22 November 2004
Ministry of Health supports Diabetes Awareness Week
Creating environments where it's easy to be healthy would have huge benefits for all New Zealanders, particularly those at risk from diabetes, the Ministry of Health said today.
Ministry spokesman Dr Sandy Dawson said communities that encourage people to lead healthy lifestyles could be instrumental in helping combat conditions such as diabetes, heart disease and cancer.
``Diabetes Awareness Week launches tomorrow and it's a good time for all of us to think about how we can play a part in reducing the impact this life-threatening disease is having on our society,'' Dr Dawson said.
"With about 118,000 people diagnosed with diabetes and potentially a similar number who don't know they have it, diabetes is at epidemic proportions in New Zealand. It's estimated that by the end of this year more than 7500 people will have been newly diagnosed with diabetes.

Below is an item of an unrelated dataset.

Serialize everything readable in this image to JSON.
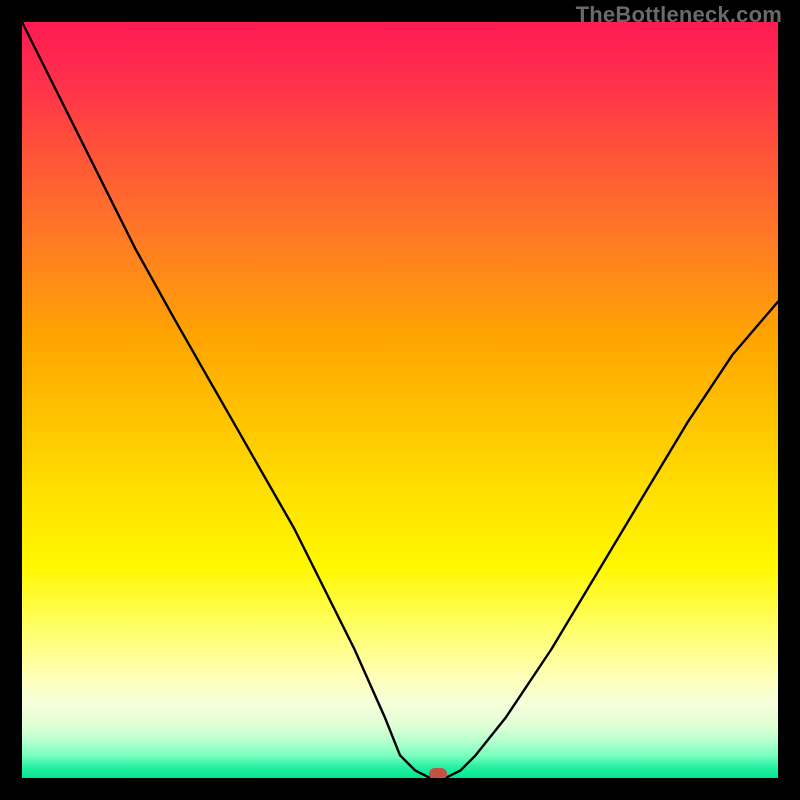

Of these more than 200 will be children and young people with newly developed type 1 diabetes, which we cannot prevent and which causes by far the biggest impact for individuals and their families.''
Importantly, type 2 diabetes, which is the most common type -- especially in Mäori and Pacific people -- can often be prevented and managed through lifestyle changes such as choosing healthy foods and doing more physical activity.
Dr Dawson said the Ministry fully supports Diabetes Awareness Week, which runs until November 29, and focuses on ?nipping it in the bud? -- looking at how people who have pre-diabetes can prevent or delay developing type 2 diabetes by changes in diet and physical activity.
``The new Primary Health Organisations (PHOs) are rising to the challenge of keeping people well,'' Dr Dawson said.
``Some PHOs are using their increased funding to offer people at risk early screening to detect diabetes. This screening also allows lifestyle advice for people with pre-diabetes which may include a Green Prescription with ongoing support provided by SPARC, and advice about nutritious foods to help keep the entire family healthy.
"We will always need health care that people trust and can afford to use if they are at risk, or if they actually develop diabetes. The good news is we now have more than two million people who can get more affordable care through their PHOs, and that includes paying less for many prescription medicines.
``However, local government, the food industry, schools, transport, and the workplace also need to be involved so that a healthy and more active lifestyle is achievable for everyone. It has been really encouraging to see so many organisations from these different sectors contribute to the `Healthy Eating, Healthy Action' implementation plan, which was developed by the Ministry of Health to coordinate interagency action to improve the environment to encourage better nutrition and more physical activity.''
Advances in tackling pre-diabetes are being made by District Health Boards (DHBs) across New Zealand, including Waikato DHB with its Te Wai O Rona project that's developing and testing the best ways to identify and support people with pre-diabetes.
Several other DHBs, for example Auckland, Counties Manukau and Mid Central, have comprehensive plans which include offering more intensive services for children and teenagers who are significantly overweight or otherwise at risk.
As well as trying to prevent ill health through health promotion and education, PHOs are also targeting long-term disease management through the new Care Plus service.
Introduced by the Ministry through PHOs from July this year, Care Plus is aimed at people who need to visit their family GP or nurse often because of significant long-term illnesses such as diabetes or heart disease. Since its introduction, 55 of the country's 77 PHOs have taken up the Care Plus option, either by beginning the programme or entering the preparatory phase.